When I was younger and thought of Africa, my impression was from watching Mutual of Omaha’s Wild Kingdom and seeing the gazelles and wildebeest on the plains of the Serengeti. I’ve since learned that the countries of east Africa are as varied and rich as any in the world. However, the wildlife still hold a personal fascination for me. We’ve encountered wildlife now and again while traveling, but this time, we gave a little dedicated time to visiting a couple of parks as we traveled to meet with our partners in Tanzania for water projects.

Our first drive was through Tarangire National Park, the playground of elephants. We encountered numerous families, along with plenty of zebra, monkeys, baboons, and antelope. Our evening was spent in a tent camp which provided my first experience in glamping. Each tent is given a Swahili animal name and mine was the name of ostrich. You receive a personal escort to your tent because…well, there are wild animals out there.

Our 2nd day was spent driving through Ngorongoro National Park.

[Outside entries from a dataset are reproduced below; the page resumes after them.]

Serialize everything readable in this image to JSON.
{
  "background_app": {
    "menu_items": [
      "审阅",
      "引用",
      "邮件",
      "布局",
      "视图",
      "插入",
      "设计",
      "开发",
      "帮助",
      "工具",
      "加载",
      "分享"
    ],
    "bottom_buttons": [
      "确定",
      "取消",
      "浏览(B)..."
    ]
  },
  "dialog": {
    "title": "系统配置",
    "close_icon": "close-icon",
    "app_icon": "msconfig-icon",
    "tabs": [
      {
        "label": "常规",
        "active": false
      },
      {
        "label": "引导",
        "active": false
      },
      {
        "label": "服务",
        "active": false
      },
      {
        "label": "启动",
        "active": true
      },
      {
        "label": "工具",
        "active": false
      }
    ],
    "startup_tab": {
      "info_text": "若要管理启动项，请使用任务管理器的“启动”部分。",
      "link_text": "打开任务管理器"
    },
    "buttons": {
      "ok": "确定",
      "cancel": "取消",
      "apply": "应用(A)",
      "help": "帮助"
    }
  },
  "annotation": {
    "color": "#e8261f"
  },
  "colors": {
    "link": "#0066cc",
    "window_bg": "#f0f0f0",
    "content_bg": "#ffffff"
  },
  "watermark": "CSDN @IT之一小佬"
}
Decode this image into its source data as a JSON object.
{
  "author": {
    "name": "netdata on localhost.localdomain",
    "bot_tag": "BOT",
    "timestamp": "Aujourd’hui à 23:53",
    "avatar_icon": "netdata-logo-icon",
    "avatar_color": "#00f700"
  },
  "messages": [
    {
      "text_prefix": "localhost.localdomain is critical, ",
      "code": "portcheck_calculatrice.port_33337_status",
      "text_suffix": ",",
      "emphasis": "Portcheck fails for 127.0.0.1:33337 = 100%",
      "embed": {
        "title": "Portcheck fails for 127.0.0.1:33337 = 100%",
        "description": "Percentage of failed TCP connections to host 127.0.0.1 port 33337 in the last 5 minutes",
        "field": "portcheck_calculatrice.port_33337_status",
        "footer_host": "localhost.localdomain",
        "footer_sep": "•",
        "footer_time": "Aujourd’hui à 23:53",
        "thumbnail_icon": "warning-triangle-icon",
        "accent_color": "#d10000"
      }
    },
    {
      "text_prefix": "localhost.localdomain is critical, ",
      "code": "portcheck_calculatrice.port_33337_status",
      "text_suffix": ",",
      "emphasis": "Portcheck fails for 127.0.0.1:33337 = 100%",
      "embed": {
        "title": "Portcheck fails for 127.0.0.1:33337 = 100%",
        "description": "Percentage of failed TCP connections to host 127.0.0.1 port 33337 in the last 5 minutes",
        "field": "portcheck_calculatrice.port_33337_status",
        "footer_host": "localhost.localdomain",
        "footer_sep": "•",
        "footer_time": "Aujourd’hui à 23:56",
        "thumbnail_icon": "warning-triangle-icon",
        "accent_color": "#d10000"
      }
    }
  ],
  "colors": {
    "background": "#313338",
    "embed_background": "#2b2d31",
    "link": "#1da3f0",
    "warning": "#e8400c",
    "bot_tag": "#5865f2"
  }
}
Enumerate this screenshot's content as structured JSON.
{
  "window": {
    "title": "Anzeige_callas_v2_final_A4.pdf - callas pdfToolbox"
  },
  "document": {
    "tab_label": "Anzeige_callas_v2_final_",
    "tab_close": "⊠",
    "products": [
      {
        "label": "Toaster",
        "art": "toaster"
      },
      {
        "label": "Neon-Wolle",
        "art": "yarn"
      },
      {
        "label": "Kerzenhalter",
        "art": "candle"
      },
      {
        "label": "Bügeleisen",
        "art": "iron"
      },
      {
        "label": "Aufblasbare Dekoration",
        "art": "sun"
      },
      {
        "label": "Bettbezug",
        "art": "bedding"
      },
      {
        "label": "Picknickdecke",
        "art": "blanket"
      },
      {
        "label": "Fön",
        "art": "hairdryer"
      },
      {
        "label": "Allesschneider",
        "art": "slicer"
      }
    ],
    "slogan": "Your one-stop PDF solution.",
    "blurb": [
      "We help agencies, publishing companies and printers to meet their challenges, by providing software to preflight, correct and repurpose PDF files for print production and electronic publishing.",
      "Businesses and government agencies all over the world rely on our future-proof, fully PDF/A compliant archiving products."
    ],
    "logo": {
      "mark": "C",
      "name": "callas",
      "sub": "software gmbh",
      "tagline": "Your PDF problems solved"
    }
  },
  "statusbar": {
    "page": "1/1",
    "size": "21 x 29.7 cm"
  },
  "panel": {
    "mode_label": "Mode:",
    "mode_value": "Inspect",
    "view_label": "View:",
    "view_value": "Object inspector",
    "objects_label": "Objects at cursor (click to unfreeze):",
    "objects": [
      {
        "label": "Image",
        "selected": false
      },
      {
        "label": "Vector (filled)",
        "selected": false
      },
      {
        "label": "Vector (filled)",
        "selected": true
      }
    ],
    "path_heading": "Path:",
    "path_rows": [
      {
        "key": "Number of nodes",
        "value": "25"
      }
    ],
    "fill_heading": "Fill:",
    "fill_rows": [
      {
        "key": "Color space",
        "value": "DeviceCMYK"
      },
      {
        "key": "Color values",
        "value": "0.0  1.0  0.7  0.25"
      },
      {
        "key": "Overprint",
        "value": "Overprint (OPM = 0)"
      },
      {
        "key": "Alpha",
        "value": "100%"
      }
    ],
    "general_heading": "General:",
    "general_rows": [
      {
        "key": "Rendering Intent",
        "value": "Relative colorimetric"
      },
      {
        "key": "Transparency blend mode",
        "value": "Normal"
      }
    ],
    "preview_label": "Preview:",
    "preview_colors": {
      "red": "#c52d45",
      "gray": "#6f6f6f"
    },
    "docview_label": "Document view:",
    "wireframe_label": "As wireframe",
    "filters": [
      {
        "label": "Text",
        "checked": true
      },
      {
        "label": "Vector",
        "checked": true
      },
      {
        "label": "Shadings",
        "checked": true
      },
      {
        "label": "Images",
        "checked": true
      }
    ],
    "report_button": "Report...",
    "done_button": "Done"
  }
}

The Ngorongoro Crater is the largest surviving caldera that hasn’t  turned into a lake. The crater has been described as a petri dish of wildlife and the analogy couldn’t be more correct. The animals graze peacefully alongside each other (except the lions of course). We encountered no fewer than 30 different animals during our two days of safari: giraffe, zebra, wildebeest, lions, ostrich, water buffalo, rhino, hippo, hyena, jackal, warthog, eland, gazelle, etc.

The animals are drawn to the crater for the grasslands, but also for the water. We learn more and more about the importance of water to not just humans, but to livestock and to the wildlife of Africa. Tomorrow we move to the north to begin the work of visitng more projects. Time to experience another African massage (rides on the dirt, rutted, bumpy roads).